Sage (Salvia officinalis L.)
The leaves contain:
- Caffeic acid
- Carnosic acid
- Chlorogenic acid
- Fumaric acid
- Ursolic acid
- Ursonic acid.
The essential oil contains:
- Improves insulin sensitivity
- Anti-fungal (antifungal)
- Reduces inflammation as judged by plasma cytokines.
- Prevents inflammation from high fat diet-induced obesity
- Anti-obesity: Inhibits lipogenesis (the metabolic formation of fat).
Disease / Symptom Treatment
- Neurodegenerative Disease
- Alzheimer's Disease: A double-blind and placebo-controlled clinical study reported efficacy of an extract of S. officinalis in patients suffering from mild to moderate Alzheimer’s disease. After 4 months of treatment, the extract showed a potential effect on cognitive functions as compared to placebo. The extract reduced the incidence of agitation among the patients.
Title: Preventive effects of Salvia officinalis leaf extract on insulin resistance and inflammation in a model of high fat diet-induced obesity in mice that responds to rosiglitazone
Author(s): Mohamed R. Ben Khedher, Mohamed Hammami, Jonathan R.S. Arch, David C. Hislop, Dominic Eze, Edward T. Wargent, Małgorzata A. Kępczyńska, Mohamed S. Zaibi
Institution(s): Biochemistry Department, Research Laboratory ‘Nutrition—Functional Food & Vascular Health’, Faculty of Medicine, University of Monastir, Monastir, Tunisia, Buckingham Institute for Translational Medicine (BITM), Clore Laboratory, University of Buckingham, Buckingham, United Kingdom, Medical School, University of Buckingham, Buckingham, United Kingdom

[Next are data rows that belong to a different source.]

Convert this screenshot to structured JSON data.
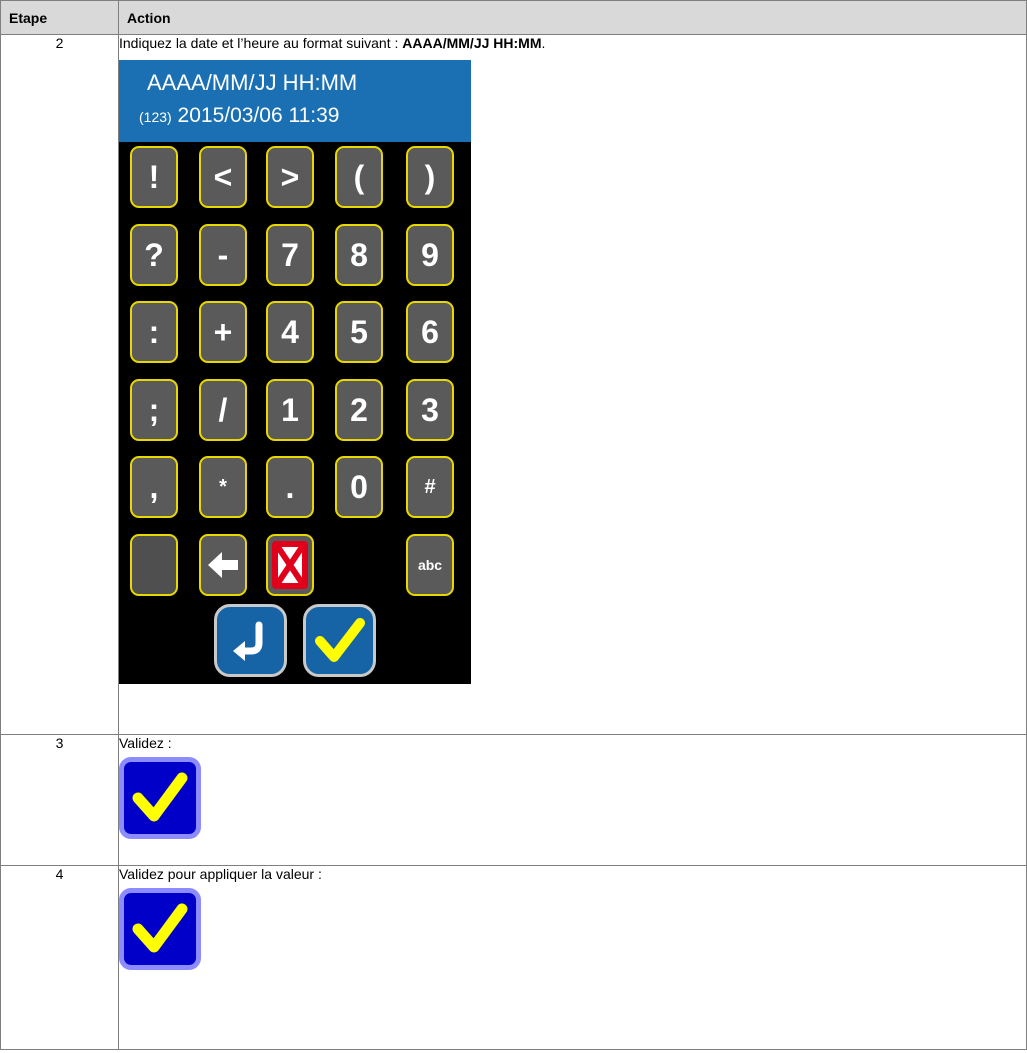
{
  "table": {
    "header": {
      "step": "Etape",
      "action": "Action"
    },
    "rows": [
      {
        "step": "2",
        "text_before": "Indiquez la date et l’heure au format suivant : ",
        "text_bold": "AAAA/MM/JJ HH:MM",
        "text_after": "."
      },
      {
        "step": "3",
        "text": "Validez :"
      },
      {
        "step": "4",
        "text": "Validez pour appliquer la valeur :"
      }
    ]
  },
  "keypad": {
    "format": "AAAA/MM/JJ HH:MM",
    "value_prefix": "(123)",
    "value": "2015/03/06 11:39",
    "keys": [
      [
        "!",
        "<",
        ">",
        "(",
        ")"
      ],
      [
        "?",
        "-",
        "7",
        "8",
        "9"
      ],
      [
        ":",
        "+",
        "4",
        "5",
        "6"
      ],
      [
        ";",
        "/",
        "1",
        "2",
        "3"
      ],
      [
        ",",
        "*",
        ".",
        "0",
        "#"
      ]
    ],
    "abc_label": "abc",
    "bottom_icons": [
      "back-arrow-icon",
      "cancel-x-icon",
      "enter-icon",
      "check-icon"
    ]
  },
  "colors": {
    "header_bg": "#1a70b3",
    "key_border": "#e9d800",
    "key_bg": "#5a5a5a",
    "cancel_red": "#e0001b",
    "validate_blue": "#0000c8",
    "check_yellow": "#ffff00"
  }
}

Abstract: Background: Salvia officinalis (sage) is a native plant to the Mediterranean region and has been used for a long time in traditional medicine for various diseases. We investigated possible anti-diabetic, anti-inflammatory and anti-obesity effects of sage methanol (MetOH) extract in a nutritional mouse model of obesity, inflammation and insulin resistance, as well as its effects on lipolysis and lipogenesis in 3T3-L1 cells. Methods: Diet-induced obese (DIO) mice were treated for five weeks with sage methanol extract (100 and 400 mg kg−1/day bid), or rosiglitazone (3 mg kg−1/day bid), as a positive control. Energy expenditure, food intake, body weight, fat mass, liver glycogen and lipid content were evaluated. Blood glucose, and plasma levels of insulin, lipids leptin and pro- and anti-inflammatory cytokines were measured throughout the experiment. The effects of sage MetOH extract on lipolysis and lipogenesis were tested in vitro in 3T3-L1 cells. Results: After two weeks of treatment, the lower dose of sage MetOH extract decreased blood glucose and plasma insulin levels during an oral glucose tolerance test (OGTT). An insulin tolerance test (ITT), performed at day 29 confirmed that sage improved insulin sensitivity. Groups treated with low dose sage and rosiglitazone showed very similar effects on OGTT and ITT. Sage also improved HOMA-IR, triglycerides and NEFA. Treatment with the low dose increased the plasma levels of the anti-inflammatory cytokines IL-2, IL-4 and IL-10 and reduced the plasma level of the pro-inflammatory cytokines IL-12, TNF-α, and KC/GRO. The GC analysis revealed the presence of two PPARs agonist in sage MetOH extract. In vitro, the extract reduced in a dose-related manner the accumulation of lipid droplets; however no effect on lipolysis was observed. Conclusions: Sage MetOH extract at low dose exhibits similar effects to rosiglitazone. It improves insulin sensitivity, inhibits lipogenesis in adipocytes and reduces inflammation as judged by plasma cytokines. Sage presents an alternative to pharmaceuticals for the treatment of diabetes and associated inflammation.
Citations: ↩ ↩ ↩ ↩ ↩
Title: Neuropharmacology of Lavender, Rosemary and Salvia
Author(s): Amritpal Singh Saroya, Jaswinder Singh
Institution(s): Herbal Consultant Mohali, India; Department of PharmacologySri Guru Ram Das Institute of Medical Science Amritsar, India
Publication: Pharmacotherapeutic Potential of Natural Products in Neurological Disorders
Abstract: English lavender and true lavender are common names of L. officinalis. The plant belongs to the family Lamiaceae and is native to the Mediterranean.